### What the task requires
Return every line of the listing that includes the string "likes".

### Records for this exercise
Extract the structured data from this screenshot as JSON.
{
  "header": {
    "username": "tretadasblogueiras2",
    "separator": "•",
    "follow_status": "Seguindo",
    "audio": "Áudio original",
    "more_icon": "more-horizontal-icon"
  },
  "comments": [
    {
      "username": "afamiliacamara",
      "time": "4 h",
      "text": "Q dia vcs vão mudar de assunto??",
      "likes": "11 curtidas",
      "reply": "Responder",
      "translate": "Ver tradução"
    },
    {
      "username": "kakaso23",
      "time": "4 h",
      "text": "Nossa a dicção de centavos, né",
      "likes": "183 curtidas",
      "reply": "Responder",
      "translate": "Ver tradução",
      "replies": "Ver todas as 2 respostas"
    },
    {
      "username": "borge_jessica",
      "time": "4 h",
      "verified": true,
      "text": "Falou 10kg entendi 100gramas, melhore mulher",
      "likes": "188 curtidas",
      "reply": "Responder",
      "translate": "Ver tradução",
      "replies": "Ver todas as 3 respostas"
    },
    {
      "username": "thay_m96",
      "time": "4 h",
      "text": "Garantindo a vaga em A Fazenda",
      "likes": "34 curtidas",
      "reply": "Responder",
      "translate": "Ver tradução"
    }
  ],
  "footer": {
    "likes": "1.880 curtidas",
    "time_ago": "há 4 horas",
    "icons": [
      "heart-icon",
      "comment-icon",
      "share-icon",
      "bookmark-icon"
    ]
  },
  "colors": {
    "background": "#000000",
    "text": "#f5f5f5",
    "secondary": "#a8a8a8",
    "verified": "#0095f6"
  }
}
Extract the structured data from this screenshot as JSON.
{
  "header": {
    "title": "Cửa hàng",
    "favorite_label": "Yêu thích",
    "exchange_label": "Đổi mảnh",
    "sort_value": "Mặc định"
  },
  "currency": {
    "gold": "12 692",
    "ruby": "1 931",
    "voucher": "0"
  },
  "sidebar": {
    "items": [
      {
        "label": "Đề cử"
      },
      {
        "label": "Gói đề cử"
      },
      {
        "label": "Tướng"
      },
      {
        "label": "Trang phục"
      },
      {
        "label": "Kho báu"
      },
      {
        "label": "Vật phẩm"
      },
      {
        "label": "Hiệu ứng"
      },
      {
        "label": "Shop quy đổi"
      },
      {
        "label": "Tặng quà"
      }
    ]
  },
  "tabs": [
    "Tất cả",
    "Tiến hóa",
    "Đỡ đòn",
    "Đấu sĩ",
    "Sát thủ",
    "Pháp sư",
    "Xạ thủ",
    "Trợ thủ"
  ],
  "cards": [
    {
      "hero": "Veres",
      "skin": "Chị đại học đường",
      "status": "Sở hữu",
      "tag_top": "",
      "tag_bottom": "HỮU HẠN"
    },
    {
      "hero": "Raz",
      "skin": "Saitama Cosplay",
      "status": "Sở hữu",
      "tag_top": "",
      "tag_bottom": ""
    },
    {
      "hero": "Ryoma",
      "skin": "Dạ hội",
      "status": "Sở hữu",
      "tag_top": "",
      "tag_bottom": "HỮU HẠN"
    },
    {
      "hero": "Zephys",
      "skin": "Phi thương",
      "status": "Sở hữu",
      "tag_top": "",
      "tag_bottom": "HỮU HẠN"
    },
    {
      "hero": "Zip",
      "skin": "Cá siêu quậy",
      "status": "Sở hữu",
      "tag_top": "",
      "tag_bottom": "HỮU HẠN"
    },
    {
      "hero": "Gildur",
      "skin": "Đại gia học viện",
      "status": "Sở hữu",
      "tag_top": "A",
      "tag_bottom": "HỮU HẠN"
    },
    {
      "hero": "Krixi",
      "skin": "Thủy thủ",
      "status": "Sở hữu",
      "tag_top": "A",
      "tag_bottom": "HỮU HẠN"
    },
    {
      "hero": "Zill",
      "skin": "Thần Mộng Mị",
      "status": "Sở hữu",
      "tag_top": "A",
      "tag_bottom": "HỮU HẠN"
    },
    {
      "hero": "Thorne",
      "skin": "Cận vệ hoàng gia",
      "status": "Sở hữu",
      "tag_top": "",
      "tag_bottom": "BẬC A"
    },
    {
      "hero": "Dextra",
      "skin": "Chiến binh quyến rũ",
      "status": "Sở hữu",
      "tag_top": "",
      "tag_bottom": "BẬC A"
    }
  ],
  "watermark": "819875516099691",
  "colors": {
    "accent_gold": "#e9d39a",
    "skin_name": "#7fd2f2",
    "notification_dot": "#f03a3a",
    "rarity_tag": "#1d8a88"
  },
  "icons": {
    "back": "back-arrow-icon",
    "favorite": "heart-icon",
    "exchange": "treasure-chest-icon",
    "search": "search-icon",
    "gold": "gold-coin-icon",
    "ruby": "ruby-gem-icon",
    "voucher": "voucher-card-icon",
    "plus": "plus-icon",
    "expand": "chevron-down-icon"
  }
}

### Response area
      "likes": "11 curtidas",
      "likes": "183 curtidas",
      "likes": "188 curtidas",
      "likes": "34 curtidas",
    "likes": "1.880 curtidas",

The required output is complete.